My tally of subjects on which Mr. Stone seems to be lacking knowledge: globalization, free trade, cause and effect, economics in general. Any others?


#2 pencils only please

The line: “It’s the US against the world in a winner takes all match.”

The possible answers in multiple choice fashion:
(a) the latest spin on US foreign policy as spewing from the Bush Administration think tank
(b) the new US policy on environmental resources use.
(c) the ad line for the President’s Cup



or things that are bothering me right now:

  1. The assumption that the middle tier of states (I refrained from using the term ‘midwest.’ That term has apparently been hijacked and means ‘sort of midwest, but really just next to the eastern seaboard.’) contains a bunch of uncultured, conservative farmers. Ugh. I can’t even tell you how much I hate stereotypes. I also can’t tell you how many times I’ve been asked if we have running water.

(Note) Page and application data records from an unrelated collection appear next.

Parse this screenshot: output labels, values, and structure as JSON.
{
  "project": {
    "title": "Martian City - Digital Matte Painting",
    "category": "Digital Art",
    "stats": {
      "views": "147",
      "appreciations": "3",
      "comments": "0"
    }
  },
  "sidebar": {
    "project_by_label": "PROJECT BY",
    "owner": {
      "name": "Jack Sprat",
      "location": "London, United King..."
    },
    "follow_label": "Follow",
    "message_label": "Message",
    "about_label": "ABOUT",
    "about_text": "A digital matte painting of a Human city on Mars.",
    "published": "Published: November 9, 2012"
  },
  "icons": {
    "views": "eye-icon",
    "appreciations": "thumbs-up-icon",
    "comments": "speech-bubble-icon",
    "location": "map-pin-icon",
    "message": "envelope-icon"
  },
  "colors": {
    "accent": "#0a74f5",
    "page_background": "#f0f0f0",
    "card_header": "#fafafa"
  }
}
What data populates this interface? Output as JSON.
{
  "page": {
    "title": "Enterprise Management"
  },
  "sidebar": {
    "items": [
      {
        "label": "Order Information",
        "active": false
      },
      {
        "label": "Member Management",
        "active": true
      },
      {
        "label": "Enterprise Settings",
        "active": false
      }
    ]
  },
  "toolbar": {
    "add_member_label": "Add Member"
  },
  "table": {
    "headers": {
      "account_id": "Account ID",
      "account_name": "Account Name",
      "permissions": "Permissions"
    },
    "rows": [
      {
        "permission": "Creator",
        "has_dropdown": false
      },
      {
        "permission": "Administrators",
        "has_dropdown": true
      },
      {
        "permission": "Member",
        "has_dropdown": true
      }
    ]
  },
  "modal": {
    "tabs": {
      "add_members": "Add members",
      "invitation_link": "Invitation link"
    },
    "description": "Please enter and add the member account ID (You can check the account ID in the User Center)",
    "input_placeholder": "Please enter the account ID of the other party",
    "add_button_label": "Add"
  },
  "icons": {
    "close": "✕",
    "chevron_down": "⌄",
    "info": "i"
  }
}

Just because we tend to live in a more rural area doesn’t mean that we have been living in an underground fallout shelter for the last fifty years hugging our Eisenhower dolls while finally perfecting the art of butter churning.
  2. The aging sector of our population worrying about the future of the world given the state of the youth population in the world. I guess I’m really tired of my generation being undervalued. Yes, I understand that not everyone feels like that, but it’s comments that are made that push my buttons. I plan on being an accomplished contributor to our nation. Additionally, I know many, many people that plan on doing the same. Each person reading this could say the same thing. Either way, we’re going to network together a great time for the world. That is given that the baby boomers don’t ruin it first.
  3. Notorious members of movements not representing the true intentions of the movements (most likely using it for personal gain), but yet manage to taint societies views of the movement’s ideals.

I must be mcgyver-like

My $1000 coaster is now a computer.



As it turns out, my day isn’t shot. I was randomly picked for the final 32, but I’m pretty sure I was the first one silently stricken by the state’s attorney. And I know why…


Well, tomorrow is pretty much shot

Who knew I’d end up with the short end of the civic duty random stick?